different habitats. I will place the two animals into the habitat in
which I believe they belong.
Guiding the Practice
After placing the animals where they belong; each student will go
back to their seat, and write down why they chose to put their
animals in the habitat that they did. For example
The dolphins habitat is in the ocean because it doesnt have legs
to walk in a forest or desert, and the Artic waters are too cold for it.
Providing the Independent Practice
Each student will share their answers with the group; if anything
needs to be clarified or reviewed (or in this case the animal needs
to be moved into the correct habitat) the teacher may step in to
help. The teacher will be looking for answers that contain examples
of what kinds of characteristics and special adaptations the animal
has in order to live in such a habitat.
Brown Bear Hibernation, curved claws to catch fish
Deer Antlers used to defend itself, eat a lot of food for fat for winter
Dolphin Skin is very smooth and can move swift, bodies shaped like
Jellyfish Stinging cells to protect themselves
Snake cold-blooded, nocturnal,
Lizard cold-blooded, burrow to escape heat
Polar Bear blubber, skin under fur is black to attract heat
Penguin tightly packed feathers that overlap to make them waterproof,
blubber, paddle-like feat for fast escape from predators

How do animals adapt after disasters? (Changes and affects)
Wild fire burns down trees that animals had nested it lowers
population- find a new spot that still has trees and try again
Global warming causes a climate change and the ice caps polar
bears live on are melting.
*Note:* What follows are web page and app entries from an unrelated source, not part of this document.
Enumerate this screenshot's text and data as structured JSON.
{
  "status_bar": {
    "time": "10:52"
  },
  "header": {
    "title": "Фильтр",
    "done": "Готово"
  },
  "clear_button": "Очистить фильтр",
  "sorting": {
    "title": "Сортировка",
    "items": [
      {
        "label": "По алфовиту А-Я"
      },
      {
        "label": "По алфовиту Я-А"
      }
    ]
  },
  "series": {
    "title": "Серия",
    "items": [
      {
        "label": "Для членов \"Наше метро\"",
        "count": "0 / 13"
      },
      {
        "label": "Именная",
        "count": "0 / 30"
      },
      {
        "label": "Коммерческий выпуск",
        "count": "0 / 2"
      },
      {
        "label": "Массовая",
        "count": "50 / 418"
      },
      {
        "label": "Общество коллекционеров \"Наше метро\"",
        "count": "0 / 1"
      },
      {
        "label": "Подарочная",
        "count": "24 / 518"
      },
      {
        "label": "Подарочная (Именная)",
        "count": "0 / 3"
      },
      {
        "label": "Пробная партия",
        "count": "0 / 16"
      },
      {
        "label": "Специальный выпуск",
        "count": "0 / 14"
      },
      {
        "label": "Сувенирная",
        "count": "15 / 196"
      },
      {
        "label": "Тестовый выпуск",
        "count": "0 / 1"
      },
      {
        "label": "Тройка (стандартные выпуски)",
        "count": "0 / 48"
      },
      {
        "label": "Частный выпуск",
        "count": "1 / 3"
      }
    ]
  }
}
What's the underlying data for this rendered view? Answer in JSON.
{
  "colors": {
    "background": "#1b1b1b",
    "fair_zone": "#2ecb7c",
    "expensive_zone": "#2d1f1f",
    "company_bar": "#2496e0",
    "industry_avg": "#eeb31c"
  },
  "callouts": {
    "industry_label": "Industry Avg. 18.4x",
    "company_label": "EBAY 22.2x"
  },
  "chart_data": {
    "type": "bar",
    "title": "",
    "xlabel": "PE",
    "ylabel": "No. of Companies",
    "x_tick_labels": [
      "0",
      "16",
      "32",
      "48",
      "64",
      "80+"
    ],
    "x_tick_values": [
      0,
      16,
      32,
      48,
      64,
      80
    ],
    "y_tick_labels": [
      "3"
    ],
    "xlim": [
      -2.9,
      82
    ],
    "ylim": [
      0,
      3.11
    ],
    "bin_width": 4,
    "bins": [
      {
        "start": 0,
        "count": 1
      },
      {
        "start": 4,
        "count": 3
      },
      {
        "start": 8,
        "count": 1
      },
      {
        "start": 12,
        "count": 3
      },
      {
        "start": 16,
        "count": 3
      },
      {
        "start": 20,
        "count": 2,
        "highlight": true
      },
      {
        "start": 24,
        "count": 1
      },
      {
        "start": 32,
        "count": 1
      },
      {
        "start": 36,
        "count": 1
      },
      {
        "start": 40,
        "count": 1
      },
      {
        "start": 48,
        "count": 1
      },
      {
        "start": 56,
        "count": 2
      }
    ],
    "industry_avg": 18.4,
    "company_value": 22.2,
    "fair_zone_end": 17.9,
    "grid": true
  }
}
With the distance they have to travel for
food, they have begun to eat food that normally they wouldnt.
Camels have figured out how to adapt to sandstorms.
(Not used until the closure. Turn in your ticket so you can take
your seat!)
Adaptations/Accommodations for Students with Special Needs

Evaluation of the
of the Concept
Formal Evaluation
End-of-Unit test: Pick one type of habitat and one animal that lives within
it. Explain the qualities this animal has to have in order to survive in this
habitat. Finally, name one event that could change the habitat and cause
animals to adapt to something new. (Animals losing a large population of
trees that produce fruit, and they have to adapt to eating something else.)

Informal Evaluation
Exit Slip: Students will work with a partner to find at least one other
animal that could survive in each type of habitat discussed in class.

Closure Summary & Review of the Learning
Exit Ticket: Students will work with a partner to find at least one
other animal that could survive in one of the types of habitats
discussed in class. They must also provide information on the
special adaptations these animals have in order to live in such
conditions. Students can use any technology available to research
their response.

Examine habitats on a smaller scale. See what kind of life
surrounds the community you live in! (Examples: Beehives, ant
hills, bunny borrows etc.)

Reading Materials
iPad to play video; four habitat backgrounds, eight animals to
place, notebook paper to write responses, pencils, exit tickets,
and sticky tack.

Overall, I believe that my lesson went over very well. The major
downfall that I had was that I didnt have enough time to complete
the entire lesson. I was unable to get to the objective of
understanding what natural disasters can do to an animals habitat,
and I wasnt able to have the students complete an exit ticket. I feel
as though if I would have had half an hour, instead of 10 minutes to
complete this lesson; I would have been able to cover each of my

objectives for the students and complete each activity that had
been planned for the lesson.